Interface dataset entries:
***

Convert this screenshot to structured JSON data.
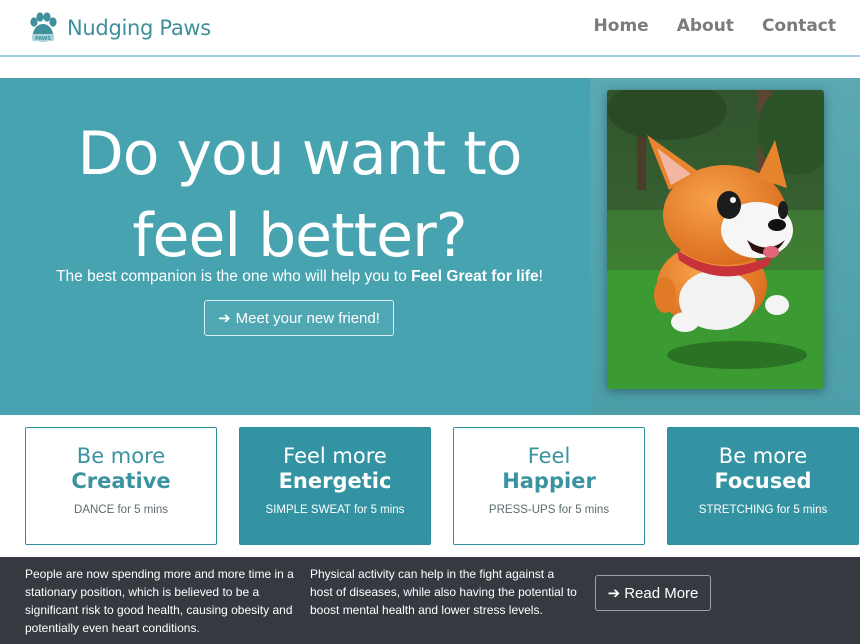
{
  "brand": {
    "name": "Nudging Paws",
    "logo_text": "PAWS"
  },
  "nav": {
    "items": [
      "Home",
      "About",
      "Contact"
    ]
  },
  "hero": {
    "title": "Do you want to feel better?",
    "subtitle_pre": "The best companion is the one who will help you to ",
    "subtitle_bold": "Feel Great for life",
    "subtitle_post": "!",
    "cta_arrow": "➔",
    "cta_label": "Meet your new friend!"
  },
  "cards": [
    {
      "line1": "Be more",
      "line2": "Creative",
      "sub": "DANCE for 5 mins",
      "style": "light"
    },
    {
      "line1": "Feel more",
      "line2": "Energetic",
      "sub": "SIMPLE SWEAT for 5 mins",
      "style": "dark"
    },
    {
      "line1": "Feel",
      "line2": "Happier",
      "sub": "PRESS-UPS for 5 mins",
      "style": "light"
    },
    {
      "line1": "Be more",
      "line2": "Focused",
      "sub": "STRETCHING for 5 mins",
      "style": "dark"
    }
  ],
  "footer": {
    "p1": "People are now spending more and more time in a stationary position, which is believed to be a significant risk to good health, causing obesity and potentially even heart conditions.",
    "p2": "Physical activity can help in the fight against a host of diseases, while also having the potential to boost mental health and lower stress levels.",
    "read_arrow": "➔",
    "read_label": "Read More"
  },
  "colors": {
    "brand": "#3f8f9c",
    "hero_bg": "#47a3b0",
    "card_dark": "#3493a2",
    "footer_bg": "#363a40"
  },
  "icons": {
    "logo": "paw-icon",
    "cta": "arrow-right-icon"
  }
}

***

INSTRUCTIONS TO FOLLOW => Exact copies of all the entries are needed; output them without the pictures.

RESULT OF THIS TASK =>
Convert this screenshot to structured JSON data.
{
  "brand": {
    "name": "Nudging Paws",
    "logo_text": "PAWS"
  },
  "nav": {
    "items": [
      "Home",
      "About",
      "Contact"
    ]
  },
  "hero": {
    "title": "Do you want to feel better?",
    "subtitle_pre": "The best companion is the one who will help you to ",
    "subtitle_bold": "Feel Great for life",
    "subtitle_post": "!",
    "cta_arrow": "➔",
    "cta_label": "Meet your new friend!"
  },
  "cards": [
    {
      "line1": "Be more",
      "line2": "Creative",
      "sub": "DANCE for 5 mins",
      "style": "light"
    },
    {
      "line1": "Feel more",
      "line2": "Energetic",
      "sub": "SIMPLE SWEAT for 5 mins",
      "style": "dark"
    },
    {
      "line1": "Feel",
      "line2": "Happier",
      "sub": "PRESS-UPS for 5 mins",
      "style": "light"
    },
    {
      "line1": "Be more",
      "line2": "Focused",
      "sub": "STRETCHING for 5 mins",
      "style": "dark"
    }
  ],
  "footer": {
    "p1": "People are now spending more and more time in a stationary position, which is believed to be a significant risk to good health, causing obesity and potentially even heart conditions.",
    "p2": "Physical activity can help in the fight against a host of diseases, while also having the potential to boost mental health and lower stress levels.",
    "read_arrow": "➔",
    "read_label": "Read More"
  },
  "colors": {
    "brand": "#3f8f9c",
    "hero_bg": "#47a3b0",
    "card_dark": "#3493a2",
    "footer_bg": "#363a40"
  },
  "icons": {
    "logo": "paw-icon",
    "cta": "arrow-right-icon"
  }
}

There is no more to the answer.